title.gif - 2085 Bytes

Visit to Elkab - 21148 Bytes

Friday is our day off, so we visit other ancient monuments. Today we went south to the sites of Elkab and Edfu, some 120 km from Luxor. At Elkab Jackie Williamson and William Peck of the Detroit Institute of Arts point to scenes of afterlife existence in the tomb of Renni, (ca. 1550 B.C.) for Abigail McGuirk.

Edfu Temple - 15438 Bytes

Edfu Temple, built in the 3rd and 2nd centuries B.C., is the best preserved ancient temple in Egypt.
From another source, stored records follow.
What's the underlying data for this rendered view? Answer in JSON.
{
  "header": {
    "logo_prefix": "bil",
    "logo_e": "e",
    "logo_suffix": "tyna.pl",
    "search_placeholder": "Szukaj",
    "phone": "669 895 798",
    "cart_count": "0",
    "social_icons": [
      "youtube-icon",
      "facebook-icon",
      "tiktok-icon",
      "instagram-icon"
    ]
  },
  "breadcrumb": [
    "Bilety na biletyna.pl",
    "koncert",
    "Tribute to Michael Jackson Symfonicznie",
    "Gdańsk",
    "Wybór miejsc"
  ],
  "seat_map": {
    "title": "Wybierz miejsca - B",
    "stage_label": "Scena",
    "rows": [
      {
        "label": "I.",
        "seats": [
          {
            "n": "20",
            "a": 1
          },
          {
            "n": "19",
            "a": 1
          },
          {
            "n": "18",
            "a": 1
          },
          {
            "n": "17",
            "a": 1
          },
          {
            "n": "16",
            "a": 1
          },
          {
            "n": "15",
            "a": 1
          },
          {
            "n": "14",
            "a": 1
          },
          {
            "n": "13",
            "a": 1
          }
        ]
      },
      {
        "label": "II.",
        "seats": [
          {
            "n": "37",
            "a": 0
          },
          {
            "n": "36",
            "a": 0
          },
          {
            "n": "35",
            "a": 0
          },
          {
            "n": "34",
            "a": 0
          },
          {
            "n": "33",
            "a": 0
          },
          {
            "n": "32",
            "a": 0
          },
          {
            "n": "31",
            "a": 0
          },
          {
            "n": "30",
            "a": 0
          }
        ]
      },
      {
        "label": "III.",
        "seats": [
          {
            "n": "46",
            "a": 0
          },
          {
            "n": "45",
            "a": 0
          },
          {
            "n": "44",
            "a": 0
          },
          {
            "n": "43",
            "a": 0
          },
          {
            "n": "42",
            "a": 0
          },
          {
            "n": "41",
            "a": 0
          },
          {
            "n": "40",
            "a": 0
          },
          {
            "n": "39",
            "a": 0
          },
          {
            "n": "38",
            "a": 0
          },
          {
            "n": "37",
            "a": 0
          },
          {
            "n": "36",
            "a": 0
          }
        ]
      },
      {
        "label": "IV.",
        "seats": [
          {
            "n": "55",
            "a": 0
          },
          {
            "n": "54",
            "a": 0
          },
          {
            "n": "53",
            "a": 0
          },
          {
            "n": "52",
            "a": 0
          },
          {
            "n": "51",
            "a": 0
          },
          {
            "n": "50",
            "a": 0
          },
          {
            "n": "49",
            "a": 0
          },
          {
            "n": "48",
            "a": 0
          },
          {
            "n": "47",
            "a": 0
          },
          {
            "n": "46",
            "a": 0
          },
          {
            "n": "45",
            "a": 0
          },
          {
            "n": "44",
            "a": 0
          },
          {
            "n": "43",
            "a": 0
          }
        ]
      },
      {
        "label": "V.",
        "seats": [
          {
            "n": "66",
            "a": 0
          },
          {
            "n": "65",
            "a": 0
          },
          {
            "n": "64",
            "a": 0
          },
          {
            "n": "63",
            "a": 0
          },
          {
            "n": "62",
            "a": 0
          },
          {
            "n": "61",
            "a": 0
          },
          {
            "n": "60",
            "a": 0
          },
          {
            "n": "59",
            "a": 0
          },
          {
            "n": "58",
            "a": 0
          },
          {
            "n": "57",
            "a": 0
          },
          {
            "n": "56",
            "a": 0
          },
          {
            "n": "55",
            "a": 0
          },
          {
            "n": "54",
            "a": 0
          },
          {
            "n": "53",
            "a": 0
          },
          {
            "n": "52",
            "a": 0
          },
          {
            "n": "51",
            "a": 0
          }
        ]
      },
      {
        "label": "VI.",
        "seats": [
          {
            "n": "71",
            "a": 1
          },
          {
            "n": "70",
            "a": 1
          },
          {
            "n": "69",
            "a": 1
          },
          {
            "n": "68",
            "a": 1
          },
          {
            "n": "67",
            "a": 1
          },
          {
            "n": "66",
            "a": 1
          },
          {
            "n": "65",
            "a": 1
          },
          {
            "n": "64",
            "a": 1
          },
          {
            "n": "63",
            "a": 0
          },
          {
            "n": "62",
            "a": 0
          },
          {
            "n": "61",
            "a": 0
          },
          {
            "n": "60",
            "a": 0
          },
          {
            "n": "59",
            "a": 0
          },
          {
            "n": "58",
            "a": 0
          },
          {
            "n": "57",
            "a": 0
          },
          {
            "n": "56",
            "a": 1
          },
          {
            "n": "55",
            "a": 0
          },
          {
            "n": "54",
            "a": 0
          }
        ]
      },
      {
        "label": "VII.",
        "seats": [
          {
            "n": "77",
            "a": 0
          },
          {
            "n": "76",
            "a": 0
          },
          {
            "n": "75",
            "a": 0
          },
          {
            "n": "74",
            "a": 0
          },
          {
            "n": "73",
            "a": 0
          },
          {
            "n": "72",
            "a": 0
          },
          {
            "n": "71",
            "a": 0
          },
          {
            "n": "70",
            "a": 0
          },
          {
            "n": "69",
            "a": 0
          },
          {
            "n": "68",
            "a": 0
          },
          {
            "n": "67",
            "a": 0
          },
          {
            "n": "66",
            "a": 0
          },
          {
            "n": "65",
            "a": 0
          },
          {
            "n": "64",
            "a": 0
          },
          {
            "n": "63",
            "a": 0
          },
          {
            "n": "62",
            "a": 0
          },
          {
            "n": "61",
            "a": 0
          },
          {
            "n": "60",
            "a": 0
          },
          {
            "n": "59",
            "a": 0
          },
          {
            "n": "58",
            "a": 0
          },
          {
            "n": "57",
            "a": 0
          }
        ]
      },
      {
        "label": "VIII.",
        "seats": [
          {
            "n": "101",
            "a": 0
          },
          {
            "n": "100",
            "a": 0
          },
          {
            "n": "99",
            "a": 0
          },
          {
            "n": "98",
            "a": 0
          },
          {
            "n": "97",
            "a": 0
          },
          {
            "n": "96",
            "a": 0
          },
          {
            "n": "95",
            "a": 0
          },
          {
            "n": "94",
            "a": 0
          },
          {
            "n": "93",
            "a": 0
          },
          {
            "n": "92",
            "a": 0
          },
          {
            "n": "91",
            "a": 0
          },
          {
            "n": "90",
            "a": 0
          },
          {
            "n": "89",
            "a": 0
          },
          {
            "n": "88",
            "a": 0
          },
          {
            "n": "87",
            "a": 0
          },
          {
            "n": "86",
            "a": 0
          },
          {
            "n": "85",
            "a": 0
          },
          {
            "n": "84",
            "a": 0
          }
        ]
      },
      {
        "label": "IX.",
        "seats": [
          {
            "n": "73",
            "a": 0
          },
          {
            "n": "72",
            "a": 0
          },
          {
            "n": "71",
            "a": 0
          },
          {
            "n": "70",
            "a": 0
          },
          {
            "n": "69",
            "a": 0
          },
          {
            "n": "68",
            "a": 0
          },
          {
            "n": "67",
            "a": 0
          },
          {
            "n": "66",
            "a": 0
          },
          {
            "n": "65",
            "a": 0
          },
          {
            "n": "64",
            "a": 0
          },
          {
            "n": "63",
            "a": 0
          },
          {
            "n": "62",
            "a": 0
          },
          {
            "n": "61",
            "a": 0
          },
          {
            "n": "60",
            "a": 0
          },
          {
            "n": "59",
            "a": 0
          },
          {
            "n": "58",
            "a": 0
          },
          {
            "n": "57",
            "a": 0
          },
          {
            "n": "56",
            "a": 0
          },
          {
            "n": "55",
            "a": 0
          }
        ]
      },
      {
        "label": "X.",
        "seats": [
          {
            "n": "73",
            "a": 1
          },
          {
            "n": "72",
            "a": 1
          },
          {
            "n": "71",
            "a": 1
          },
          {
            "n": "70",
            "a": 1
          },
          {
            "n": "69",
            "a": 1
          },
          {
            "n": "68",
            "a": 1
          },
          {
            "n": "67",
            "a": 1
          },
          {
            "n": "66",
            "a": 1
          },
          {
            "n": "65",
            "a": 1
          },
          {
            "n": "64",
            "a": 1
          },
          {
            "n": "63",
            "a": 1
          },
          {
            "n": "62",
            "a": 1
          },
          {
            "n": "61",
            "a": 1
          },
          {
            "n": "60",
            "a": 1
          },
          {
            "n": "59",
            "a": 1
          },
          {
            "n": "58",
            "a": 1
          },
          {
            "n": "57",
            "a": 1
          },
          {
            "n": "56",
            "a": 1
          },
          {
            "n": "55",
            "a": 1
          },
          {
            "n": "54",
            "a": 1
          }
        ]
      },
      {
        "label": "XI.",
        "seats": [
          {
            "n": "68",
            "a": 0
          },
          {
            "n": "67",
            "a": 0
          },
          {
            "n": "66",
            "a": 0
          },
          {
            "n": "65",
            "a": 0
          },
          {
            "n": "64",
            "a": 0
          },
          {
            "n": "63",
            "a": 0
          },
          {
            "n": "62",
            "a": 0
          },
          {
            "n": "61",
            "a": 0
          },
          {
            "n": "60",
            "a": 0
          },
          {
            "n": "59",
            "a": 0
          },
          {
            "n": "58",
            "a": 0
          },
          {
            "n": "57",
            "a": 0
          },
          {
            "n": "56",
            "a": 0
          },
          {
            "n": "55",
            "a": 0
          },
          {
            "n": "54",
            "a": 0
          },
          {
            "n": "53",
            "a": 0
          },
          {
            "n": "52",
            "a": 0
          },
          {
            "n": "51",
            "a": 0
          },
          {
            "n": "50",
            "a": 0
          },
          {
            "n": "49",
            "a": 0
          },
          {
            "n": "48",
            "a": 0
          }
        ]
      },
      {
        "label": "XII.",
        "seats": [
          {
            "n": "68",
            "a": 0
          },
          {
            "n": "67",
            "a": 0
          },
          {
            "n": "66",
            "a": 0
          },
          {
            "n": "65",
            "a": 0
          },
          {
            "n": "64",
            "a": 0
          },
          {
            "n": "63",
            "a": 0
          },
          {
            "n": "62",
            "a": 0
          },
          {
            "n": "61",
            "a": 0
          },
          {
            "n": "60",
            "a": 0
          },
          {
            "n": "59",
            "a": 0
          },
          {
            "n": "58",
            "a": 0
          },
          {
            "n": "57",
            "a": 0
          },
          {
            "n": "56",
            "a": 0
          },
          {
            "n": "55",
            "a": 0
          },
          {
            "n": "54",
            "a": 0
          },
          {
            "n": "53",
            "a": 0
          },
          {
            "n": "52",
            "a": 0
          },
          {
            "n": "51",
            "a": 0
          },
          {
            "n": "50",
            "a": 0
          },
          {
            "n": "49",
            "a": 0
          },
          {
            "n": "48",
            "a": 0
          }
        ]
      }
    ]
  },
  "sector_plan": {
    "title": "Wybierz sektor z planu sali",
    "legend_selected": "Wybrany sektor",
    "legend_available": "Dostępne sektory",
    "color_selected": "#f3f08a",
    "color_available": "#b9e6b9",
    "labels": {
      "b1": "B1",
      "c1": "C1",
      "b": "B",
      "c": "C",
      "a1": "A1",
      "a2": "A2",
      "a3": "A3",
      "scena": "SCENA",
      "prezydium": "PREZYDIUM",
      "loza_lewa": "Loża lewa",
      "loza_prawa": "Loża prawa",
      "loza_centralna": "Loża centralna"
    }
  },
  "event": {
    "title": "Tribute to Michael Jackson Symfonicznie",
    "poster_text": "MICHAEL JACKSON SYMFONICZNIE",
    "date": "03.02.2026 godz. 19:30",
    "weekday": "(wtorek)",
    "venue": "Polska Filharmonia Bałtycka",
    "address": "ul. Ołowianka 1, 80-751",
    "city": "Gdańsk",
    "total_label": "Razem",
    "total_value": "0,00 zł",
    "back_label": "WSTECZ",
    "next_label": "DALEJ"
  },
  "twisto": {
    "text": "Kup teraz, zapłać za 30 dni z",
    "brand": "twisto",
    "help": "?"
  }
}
Dr. Betsy Bryan points out some of the scenes of king Ptolemy VIII enacting foundation ceremonies for Edfu, while Abigail McGuirk looks on.

Front Court at Edfu Temple - 20674 Bytes

In the front court of the Edfu Temple is a scene showing boats carrying the statues of the deities Horus (of Edfu) and Hathor (goddess from Dendera, north of Luxor). Jackie Williamson is pointing out the boats for Yasmin el-Shazly, Abigail McGuirk, and our hometown visitor for a few days, Fred Lamp, Curator of African Art from the Baltimore Museum of Art.

The Expedition at Edfu - 21351 Bytes

Our Hopkins group (minus a few down with various minor illnesses we seem to be exchanging) in front of the statue of the falcon god Horus of Edfu. On the right in back are also William Peck of the Detroit Museum of Arts and Won Ng of the Brooklyn Museum of Art, as well as Fred Lamp of the Baltimore Museum of Art.

The King's Robing Room at Edfu Temple - 18919 Bytes

In the king's robing room of Edfu Temple (the Per Duat), Dr. Betsy Bryan, Kara Cooney, and Nozomu Kawai read the inscriptions about the king being prepared for an entrance into the inner parts of the temple.

The Pure Room at Edfu Temple - 19866 Bytes

Kara Cooney, with Jen Kimpton and Nozomu Kawai waiting their turns, is taking pictures of an important room in the Temple called "the wabet," or "pure room". This room served as a bedroom for the god's statue on the nights before major festivals; there the statue was purified and clothed before resting overnight. From the wabet the statue was carried to the roof of the Temple where it was placed for the day to absorb the energy of the sun's rays.

Viewing Images - 17796 Bytes

In an enclosed ambulatory behind the temple Betsy Bryan points to the image of the lion-head goddess Sakhmet, the most fearsome deitiy of Egypt because of her potential for destroying mankind. Dr. Bryan tells the group of the long inscription behind Sakhmet that contains a litany to appease the angry goddess with music and gifts.

Return to Hopkins in Egypt Today 2001 Home Page

© The Johns Hopkins University 2001
For additional information contact: macie.hall@jhu.edu